TASK GOAL: Repeat each entry exactly; omit all pictures.

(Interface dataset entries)
◇ ◇ ◇ ◇

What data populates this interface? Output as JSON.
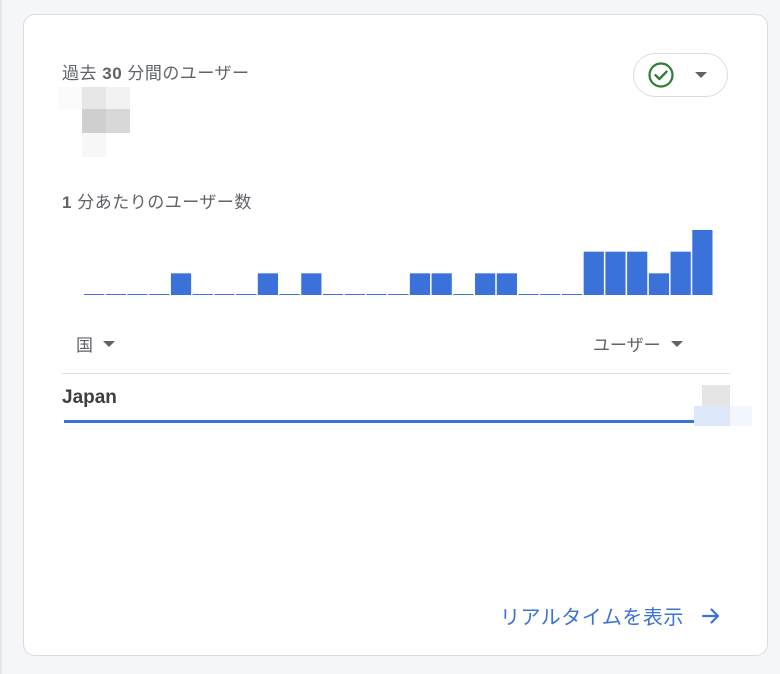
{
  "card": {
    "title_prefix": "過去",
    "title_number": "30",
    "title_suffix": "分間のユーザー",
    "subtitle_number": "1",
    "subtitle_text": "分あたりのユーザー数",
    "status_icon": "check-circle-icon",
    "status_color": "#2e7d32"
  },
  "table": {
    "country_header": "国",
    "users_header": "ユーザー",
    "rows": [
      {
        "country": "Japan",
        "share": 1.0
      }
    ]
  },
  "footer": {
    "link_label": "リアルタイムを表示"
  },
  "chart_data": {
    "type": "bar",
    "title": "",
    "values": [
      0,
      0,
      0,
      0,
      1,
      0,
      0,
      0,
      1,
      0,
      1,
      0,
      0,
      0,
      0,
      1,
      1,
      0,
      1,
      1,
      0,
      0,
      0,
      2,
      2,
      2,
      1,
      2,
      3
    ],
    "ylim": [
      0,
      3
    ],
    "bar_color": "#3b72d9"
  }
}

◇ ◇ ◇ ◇

RESULT OF THIS TASK:
What data populates this interface? Output as JSON.
{
  "card": {
    "title_prefix": "過去",
    "title_number": "30",
    "title_suffix": "分間のユーザー",
    "subtitle_number": "1",
    "subtitle_text": "分あたりのユーザー数",
    "status_icon": "check-circle-icon",
    "status_color": "#2e7d32"
  },
  "table": {
    "country_header": "国",
    "users_header": "ユーザー",
    "rows": [
      {
        "country": "Japan",
        "share": 1.0
      }
    ]
  },
  "footer": {
    "link_label": "リアルタイムを表示"
  },
  "chart_data": {
    "type": "bar",
    "title": "",
    "values": [
      0,
      0,
      0,
      0,
      1,
      0,
      0,
      0,
      1,
      0,
      1,
      0,
      0,
      0,
      0,
      1,
      1,
      0,
      1,
      1,
      0,
      0,
      0,
      2,
      2,
      2,
      1,
      2,
      3
    ],
    "ylim": [
      0,
      3
    ],
    "bar_color": "#3b72d9"
  }
}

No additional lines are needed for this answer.